■ Input for this task:
⁂
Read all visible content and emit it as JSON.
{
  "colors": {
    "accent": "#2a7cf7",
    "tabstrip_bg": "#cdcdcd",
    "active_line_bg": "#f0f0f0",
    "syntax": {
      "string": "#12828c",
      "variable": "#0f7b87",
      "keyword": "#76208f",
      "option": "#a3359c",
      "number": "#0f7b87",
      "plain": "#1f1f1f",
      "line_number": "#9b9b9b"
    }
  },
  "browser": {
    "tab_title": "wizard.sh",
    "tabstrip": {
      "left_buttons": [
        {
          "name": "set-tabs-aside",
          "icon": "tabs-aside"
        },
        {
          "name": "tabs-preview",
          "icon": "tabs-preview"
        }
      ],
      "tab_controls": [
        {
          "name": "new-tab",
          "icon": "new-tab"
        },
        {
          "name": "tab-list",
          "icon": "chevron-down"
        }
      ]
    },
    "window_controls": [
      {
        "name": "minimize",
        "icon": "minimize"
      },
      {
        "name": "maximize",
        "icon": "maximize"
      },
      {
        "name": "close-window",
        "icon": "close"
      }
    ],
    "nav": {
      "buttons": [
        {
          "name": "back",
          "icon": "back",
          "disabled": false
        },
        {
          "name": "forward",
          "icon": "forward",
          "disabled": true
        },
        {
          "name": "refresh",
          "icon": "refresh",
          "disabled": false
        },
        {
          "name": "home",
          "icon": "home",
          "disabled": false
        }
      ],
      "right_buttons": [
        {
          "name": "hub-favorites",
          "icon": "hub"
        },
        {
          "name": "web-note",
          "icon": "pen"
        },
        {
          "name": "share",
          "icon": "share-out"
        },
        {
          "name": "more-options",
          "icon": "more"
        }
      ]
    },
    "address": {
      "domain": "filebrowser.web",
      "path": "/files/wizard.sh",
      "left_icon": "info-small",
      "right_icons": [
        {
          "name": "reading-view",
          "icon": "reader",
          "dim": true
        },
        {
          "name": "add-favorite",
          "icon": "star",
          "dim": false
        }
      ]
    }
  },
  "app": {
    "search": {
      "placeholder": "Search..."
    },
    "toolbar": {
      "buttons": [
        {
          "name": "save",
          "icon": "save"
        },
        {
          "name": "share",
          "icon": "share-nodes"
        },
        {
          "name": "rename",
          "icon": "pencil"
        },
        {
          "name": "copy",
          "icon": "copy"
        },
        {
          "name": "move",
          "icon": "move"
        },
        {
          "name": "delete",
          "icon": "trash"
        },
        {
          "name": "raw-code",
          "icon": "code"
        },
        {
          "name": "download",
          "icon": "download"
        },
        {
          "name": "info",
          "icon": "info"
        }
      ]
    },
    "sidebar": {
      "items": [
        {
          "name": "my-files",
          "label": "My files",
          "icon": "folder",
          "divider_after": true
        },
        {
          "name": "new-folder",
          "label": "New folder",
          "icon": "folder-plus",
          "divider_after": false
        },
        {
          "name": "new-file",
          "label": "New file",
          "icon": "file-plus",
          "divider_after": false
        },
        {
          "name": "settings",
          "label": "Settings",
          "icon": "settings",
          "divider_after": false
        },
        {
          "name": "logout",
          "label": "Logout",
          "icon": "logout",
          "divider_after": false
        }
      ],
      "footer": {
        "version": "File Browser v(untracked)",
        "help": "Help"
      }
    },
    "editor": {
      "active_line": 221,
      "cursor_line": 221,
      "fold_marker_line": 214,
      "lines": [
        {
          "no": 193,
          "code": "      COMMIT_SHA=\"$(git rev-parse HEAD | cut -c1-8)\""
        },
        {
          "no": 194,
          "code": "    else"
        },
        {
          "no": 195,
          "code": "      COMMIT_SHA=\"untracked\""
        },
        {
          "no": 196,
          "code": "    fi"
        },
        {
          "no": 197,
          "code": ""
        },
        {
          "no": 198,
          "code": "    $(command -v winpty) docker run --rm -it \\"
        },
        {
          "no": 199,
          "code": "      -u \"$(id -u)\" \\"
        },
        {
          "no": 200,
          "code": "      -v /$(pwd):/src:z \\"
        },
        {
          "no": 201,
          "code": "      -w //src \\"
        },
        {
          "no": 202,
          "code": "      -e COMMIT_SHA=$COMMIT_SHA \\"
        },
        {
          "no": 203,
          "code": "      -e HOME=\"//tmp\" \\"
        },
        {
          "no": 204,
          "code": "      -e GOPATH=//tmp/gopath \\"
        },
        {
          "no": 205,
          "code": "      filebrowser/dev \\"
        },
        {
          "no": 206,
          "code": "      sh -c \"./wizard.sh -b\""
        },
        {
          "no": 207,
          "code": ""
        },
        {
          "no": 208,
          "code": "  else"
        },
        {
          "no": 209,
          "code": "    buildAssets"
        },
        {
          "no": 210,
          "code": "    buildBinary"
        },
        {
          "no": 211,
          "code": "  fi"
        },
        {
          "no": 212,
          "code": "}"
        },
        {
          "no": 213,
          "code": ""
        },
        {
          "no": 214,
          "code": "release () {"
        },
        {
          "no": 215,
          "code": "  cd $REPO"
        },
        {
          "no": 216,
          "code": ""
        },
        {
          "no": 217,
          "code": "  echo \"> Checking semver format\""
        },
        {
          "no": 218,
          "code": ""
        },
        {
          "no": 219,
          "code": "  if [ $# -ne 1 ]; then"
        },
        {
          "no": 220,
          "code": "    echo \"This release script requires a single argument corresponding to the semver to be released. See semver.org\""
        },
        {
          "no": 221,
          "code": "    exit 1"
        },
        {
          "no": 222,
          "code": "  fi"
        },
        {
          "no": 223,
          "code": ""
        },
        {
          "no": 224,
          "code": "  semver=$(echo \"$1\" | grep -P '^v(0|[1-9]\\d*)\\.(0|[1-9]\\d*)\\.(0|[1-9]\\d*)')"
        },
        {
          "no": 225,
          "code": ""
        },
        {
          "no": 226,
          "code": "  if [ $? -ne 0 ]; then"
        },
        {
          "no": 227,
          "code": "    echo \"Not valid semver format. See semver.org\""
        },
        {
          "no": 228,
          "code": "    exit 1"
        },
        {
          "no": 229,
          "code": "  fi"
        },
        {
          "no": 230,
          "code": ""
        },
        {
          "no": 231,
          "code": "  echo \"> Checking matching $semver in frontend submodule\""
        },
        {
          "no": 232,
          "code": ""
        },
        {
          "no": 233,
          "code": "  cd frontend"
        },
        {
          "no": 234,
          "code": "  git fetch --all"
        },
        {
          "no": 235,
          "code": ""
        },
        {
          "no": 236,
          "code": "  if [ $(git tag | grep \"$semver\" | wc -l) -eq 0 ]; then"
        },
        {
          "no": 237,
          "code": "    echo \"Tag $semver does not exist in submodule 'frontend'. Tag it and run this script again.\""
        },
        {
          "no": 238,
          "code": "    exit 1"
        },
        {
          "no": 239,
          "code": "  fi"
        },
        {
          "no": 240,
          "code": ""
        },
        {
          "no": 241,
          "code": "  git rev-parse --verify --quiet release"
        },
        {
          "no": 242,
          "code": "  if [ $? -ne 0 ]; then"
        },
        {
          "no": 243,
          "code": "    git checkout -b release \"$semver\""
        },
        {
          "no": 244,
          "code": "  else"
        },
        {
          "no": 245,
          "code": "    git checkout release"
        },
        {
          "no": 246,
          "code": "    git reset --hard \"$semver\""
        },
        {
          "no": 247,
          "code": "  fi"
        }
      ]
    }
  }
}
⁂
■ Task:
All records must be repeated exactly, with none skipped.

■ Completed task:
Read all visible content and emit it as JSON.
{
  "colors": {
    "accent": "#2a7cf7",
    "tabstrip_bg": "#cdcdcd",
    "active_line_bg": "#f0f0f0",
    "syntax": {
      "string": "#12828c",
      "variable": "#0f7b87",
      "keyword": "#76208f",
      "option": "#a3359c",
      "number": "#0f7b87",
      "plain": "#1f1f1f",
      "line_number": "#9b9b9b"
    }
  },
  "browser": {
    "tab_title": "wizard.sh",
    "tabstrip": {
      "left_buttons": [
        {
          "name": "set-tabs-aside",
          "icon": "tabs-aside"
        },
        {
          "name": "tabs-preview",
          "icon": "tabs-preview"
        }
      ],
      "tab_controls": [
        {
          "name": "new-tab",
          "icon": "new-tab"
        },
        {
          "name": "tab-list",
          "icon": "chevron-down"
        }
      ]
    },
    "window_controls": [
      {
        "name": "minimize",
        "icon": "minimize"
      },
      {
        "name": "maximize",
        "icon": "maximize"
      },
      {
        "name": "close-window",
        "icon": "close"
      }
    ],
    "nav": {
      "buttons": [
        {
          "name": "back",
          "icon": "back",
          "disabled": false
        },
        {
          "name": "forward",
          "icon": "forward",
          "disabled": true
        },
        {
          "name": "refresh",
          "icon": "refresh",
          "disabled": false
        },
        {
          "name": "home",
          "icon": "home",
          "disabled": false
        }
      ],
      "right_buttons": [
        {
          "name": "hub-favorites",
          "icon": "hub"
        },
        {
          "name": "web-note",
          "icon": "pen"
        },
        {
          "name": "share",
          "icon": "share-out"
        },
        {
          "name": "more-options",
          "icon": "more"
        }
      ]
    },
    "address": {
      "domain": "filebrowser.web",
      "path": "/files/wizard.sh",
      "left_icon": "info-small",
      "right_icons": [
        {
          "name": "reading-view",
          "icon": "reader",
          "dim": true
        },
        {
          "name": "add-favorite",
          "icon": "star",
          "dim": false
        }
      ]
    }
  },
  "app": {
    "search": {
      "placeholder": "Search..."
    },
    "toolbar": {
      "buttons": [
        {
          "name": "save",
          "icon": "save"
        },
        {
          "name": "share",
          "icon": "share-nodes"
        },
        {
          "name": "rename",
          "icon": "pencil"
        },
        {
          "name": "copy",
          "icon": "copy"
        },
        {
          "name": "move",
          "icon": "move"
        },
        {
          "name": "delete",
          "icon": "trash"
        },
        {
          "name": "raw-code",
          "icon": "code"
        },
        {
          "name": "download",
          "icon": "download"
        },
        {
          "name": "info",
          "icon": "info"
        }
      ]
    },
    "sidebar": {
      "items": [
        {
          "name": "my-files",
          "label": "My files",
          "icon": "folder",
          "divider_after": true
        },
        {
          "name": "new-folder",
          "label": "New folder",
          "icon": "folder-plus",
          "divider_after": false
        },
        {
          "name": "new-file",
          "label": "New file",
          "icon": "file-plus",
          "divider_after": false
        },
        {
          "name": "settings",
          "label": "Settings",
          "icon": "settings",
          "divider_after": false
        },
        {
          "name": "logout",
          "label": "Logout",
          "icon": "logout",
          "divider_after": false
        }
      ],
      "footer": {
        "version": "File Browser v(untracked)",
        "help": "Help"
      }
    },
    "editor": {
      "active_line": 221,
      "cursor_line": 221,
      "fold_marker_line": 214,
      "lines": [
        {
          "no": 193,
          "code": "      COMMIT_SHA=\"$(git rev-parse HEAD | cut -c1-8)\""
        },
        {
          "no": 194,
          "code": "    else"
        },
        {
          "no": 195,
          "code": "      COMMIT_SHA=\"untracked\""
        },
        {
          "no": 196,
          "code": "    fi"
        },
        {
          "no": 197,
          "code": ""
        },
        {
          "no": 198,
          "code": "    $(command -v winpty) docker run --rm -it \\"
        },
        {
          "no": 199,
          "code": "      -u \"$(id -u)\" \\"
        },
        {
          "no": 200,
          "code": "      -v /$(pwd):/src:z \\"
        },
        {
          "no": 201,
          "code": "      -w //src \\"
        },
        {
          "no": 202,
          "code": "      -e COMMIT_SHA=$COMMIT_SHA \\"
        },
        {
          "no": 203,
          "code": "      -e HOME=\"//tmp\" \\"
        },
        {
          "no": 204,
          "code": "      -e GOPATH=//tmp/gopath \\"
        },
        {
          "no": 205,
          "code": "      filebrowser/dev \\"
        },
        {
          "no": 206,
          "code": "      sh -c \"./wizard.sh -b\""
        },
        {
          "no": 207,
          "code": ""
        },
        {
          "no": 208,
          "code": "  else"
        },
        {
          "no": 209,
          "code": "    buildAssets"
        },
        {
          "no": 210,
          "code": "    buildBinary"
        },
        {
          "no": 211,
          "code": "  fi"
        },
        {
          "no": 212,
          "code": "}"
        },
        {
          "no": 213,
          "code": ""
        },
        {
          "no": 214,
          "code": "release () {"
        },
        {
          "no": 215,
          "code": "  cd $REPO"
        },
        {
          "no": 216,
          "code": ""
        },
        {
          "no": 217,
          "code": "  echo \"> Checking semver format\""
        },
        {
          "no": 218,
          "code": ""
        },
        {
          "no": 219,
          "code": "  if [ $# -ne 1 ]; then"
        },
        {
          "no": 220,
          "code": "    echo \"This release script requires a single argument corresponding to the semver to be released. See semver.org\""
        },
        {
          "no": 221,
          "code": "    exit 1"
        },
        {
          "no": 222,
          "code": "  fi"
        },
        {
          "no": 223,
          "code": ""
        },
        {
          "no": 224,
          "code": "  semver=$(echo \"$1\" | grep -P '^v(0|[1-9]\\d*)\\.(0|[1-9]\\d*)\\.(0|[1-9]\\d*)')"
        },
        {
          "no": 225,
          "code": ""
        },
        {
          "no": 226,
          "code": "  if [ $? -ne 0 ]; then"
        },
        {
          "no": 227,
          "code": "    echo \"Not valid semver format. See semver.org\""
        },
        {
          "no": 228,
          "code": "    exit 1"
        },
        {
          "no": 229,
          "code": "  fi"
        },
        {
          "no": 230,
          "code": ""
        },
        {
          "no": 231,
          "code": "  echo \"> Checking matching $semver in frontend submodule\""
        },
        {
          "no": 232,
          "code": ""
        },
        {
          "no": 233,
          "code": "  cd frontend"
        },
        {
          "no": 234,
          "code": "  git fetch --all"
        },
        {
          "no": 235,
          "code": ""
        },
        {
          "no": 236,
          "code": "  if [ $(git tag | grep \"$semver\" | wc -l) -eq 0 ]; then"
        },
        {
          "no": 237,
          "code": "    echo \"Tag $semver does not exist in submodule 'frontend'. Tag it and run this script again.\""
        },
        {
          "no": 238,
          "code": "    exit 1"
        },
        {
          "no": 239,
          "code": "  fi"
        },
        {
          "no": 240,
          "code": ""
        },
        {
          "no": 241,
          "code": "  git rev-parse --verify --quiet release"
        },
        {
          "no": 242,
          "code": "  if [ $? -ne 0 ]; then"
        },
        {
          "no": 243,
          "code": "    git checkout -b release \"$semver\""
        },
        {
          "no": 244,
          "code": "  else"
        },
        {
          "no": 245,
          "code": "    git checkout release"
        },
        {
          "no": 246,
          "code": "    git reset --hard \"$semver\""
        },
        {
          "no": 247,
          "code": "  fi"
        }
      ]
    }
  }
}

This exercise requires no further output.